GPS in agriculture? The layman is amazed and thinks to himself: this had to be looked at more closely. According to the program, baywa's first practical dialogue field day offers an opportunity to do just that on the practical fields between buttenheim and seigendorf, directly on the state highway. This is where hans koch buries his guests, about 300 farmers from all over upper and central franconia.
The company cultivates seven hectares of land here for demonstration purposes, more than 60 different plant varieties, ten crops. "On one of frankens most difficult sites", hans koch "because the soil up here, unlike in the regnitz meadows, is not fertile loss."
Nevertheless, they have chosen these flat areas as practice fields in order to prove how much the right choice of "the basics, i.E. Plant variety, soil cultivation and nutrient supply" can make constitutes.
Hans koch summarizes the intention of the practice fields and the the participants summed up the first practical dialogue field day as follows: "A farmer can't spend a lot of time thinking or trying things out. When the weather is right, he has to go out and see to it that he cultivates his fields. Here he can see the direct comparison between different varieties, soil cultivation methods, manure and so on, without having to try it out himself."
"Very willing to innovate"

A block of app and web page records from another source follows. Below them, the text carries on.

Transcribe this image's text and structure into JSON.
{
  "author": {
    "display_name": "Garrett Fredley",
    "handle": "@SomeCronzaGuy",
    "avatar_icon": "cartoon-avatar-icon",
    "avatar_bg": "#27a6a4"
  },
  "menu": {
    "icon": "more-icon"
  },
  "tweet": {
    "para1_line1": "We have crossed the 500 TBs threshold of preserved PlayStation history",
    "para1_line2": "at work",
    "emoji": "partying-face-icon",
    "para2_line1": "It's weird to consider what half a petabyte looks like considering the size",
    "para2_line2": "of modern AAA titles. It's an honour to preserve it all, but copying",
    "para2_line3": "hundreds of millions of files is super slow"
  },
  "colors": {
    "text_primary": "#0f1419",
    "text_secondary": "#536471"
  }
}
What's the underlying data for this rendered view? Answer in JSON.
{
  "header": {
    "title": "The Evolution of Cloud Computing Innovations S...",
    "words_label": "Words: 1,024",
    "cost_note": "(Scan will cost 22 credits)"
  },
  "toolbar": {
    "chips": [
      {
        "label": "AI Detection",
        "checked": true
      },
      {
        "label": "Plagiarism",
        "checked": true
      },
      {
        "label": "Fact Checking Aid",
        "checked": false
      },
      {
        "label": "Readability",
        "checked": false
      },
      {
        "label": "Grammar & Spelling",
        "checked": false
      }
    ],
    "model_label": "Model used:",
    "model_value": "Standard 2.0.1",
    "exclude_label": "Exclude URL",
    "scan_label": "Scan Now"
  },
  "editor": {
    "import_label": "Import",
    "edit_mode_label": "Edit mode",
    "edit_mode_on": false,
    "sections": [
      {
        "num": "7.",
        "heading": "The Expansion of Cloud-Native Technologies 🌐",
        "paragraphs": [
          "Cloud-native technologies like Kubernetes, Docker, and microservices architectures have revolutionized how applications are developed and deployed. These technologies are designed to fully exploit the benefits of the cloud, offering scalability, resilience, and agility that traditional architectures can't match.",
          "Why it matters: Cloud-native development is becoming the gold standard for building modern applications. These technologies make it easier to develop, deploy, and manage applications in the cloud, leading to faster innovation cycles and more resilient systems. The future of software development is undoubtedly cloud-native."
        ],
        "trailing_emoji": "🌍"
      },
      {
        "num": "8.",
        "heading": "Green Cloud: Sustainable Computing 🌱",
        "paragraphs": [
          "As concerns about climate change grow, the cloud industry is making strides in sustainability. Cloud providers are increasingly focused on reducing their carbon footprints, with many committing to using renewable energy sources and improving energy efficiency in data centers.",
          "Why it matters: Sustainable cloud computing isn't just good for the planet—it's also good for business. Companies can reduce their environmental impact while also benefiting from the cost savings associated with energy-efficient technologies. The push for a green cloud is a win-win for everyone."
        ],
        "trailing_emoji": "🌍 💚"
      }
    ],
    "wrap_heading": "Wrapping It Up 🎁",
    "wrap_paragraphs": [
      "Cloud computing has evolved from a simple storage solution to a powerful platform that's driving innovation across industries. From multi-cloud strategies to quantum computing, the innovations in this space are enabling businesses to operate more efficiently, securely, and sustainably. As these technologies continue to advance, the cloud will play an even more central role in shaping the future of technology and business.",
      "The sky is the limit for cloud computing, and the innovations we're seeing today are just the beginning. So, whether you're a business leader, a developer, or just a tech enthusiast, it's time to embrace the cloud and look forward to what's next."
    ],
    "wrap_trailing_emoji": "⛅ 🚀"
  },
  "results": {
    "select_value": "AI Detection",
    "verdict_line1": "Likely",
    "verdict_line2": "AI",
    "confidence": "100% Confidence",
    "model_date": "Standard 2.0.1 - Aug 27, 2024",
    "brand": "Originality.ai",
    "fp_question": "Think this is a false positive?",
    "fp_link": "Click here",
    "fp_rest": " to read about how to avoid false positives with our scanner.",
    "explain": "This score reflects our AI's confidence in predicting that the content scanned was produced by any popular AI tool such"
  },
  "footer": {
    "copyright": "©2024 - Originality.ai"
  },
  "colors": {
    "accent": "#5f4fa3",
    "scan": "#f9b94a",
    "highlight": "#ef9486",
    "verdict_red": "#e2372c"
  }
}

The farmers present don't need to be told twice and examine plants, seeds and also the latest tractors, which are explained by hans koch and his colleagues, without many words but very professionally. "Very willing to innovate" are most farmers today, praises koch. At the same time, however, there is also a lively exchange of knowledge: "I'm currently learning an incredible amount from people between the ages of 75 and 80, the expert admits.
Because knowledge of which crop rotation is good for the soil was ubiquitous in the past, but is scarce in many places today among the younger generation. Which was also due to the manure prices of the 1960s and 1970s: the more favorable the manure, the less care was taken not to deplete the soil too much by growing grain and fodder.
It is in this context that the GPS finally comes into play. However, there is still no trace of corresponding advice on positioning. No wonder, because, as hans koch explains with a laugh, "GPS doesn't stand for the global positioning system in our country – it's the abbreviation for 'whole plant silage'!"
And as such, it offers a good alternative to corn cultivation: whereas after the cultivation of corn or even rapeseed, the soil first needs 20 to 22 months to grow pests – bacteria, for example – to reduce the number of plants, so that after the GPS harvest, hulse crops or waterleaf plants can be sown again immediately. These in turn act as natural fertilizers.
Between buttenheim and seigendorf, as in most german GPS fields, a rye mixture is cultivated that combines the advantages of different rye varieties in one field. The harvested plants can then be used to generate energy in biogas plants. But hans koch no longer has to explain this to the majority of his visitors.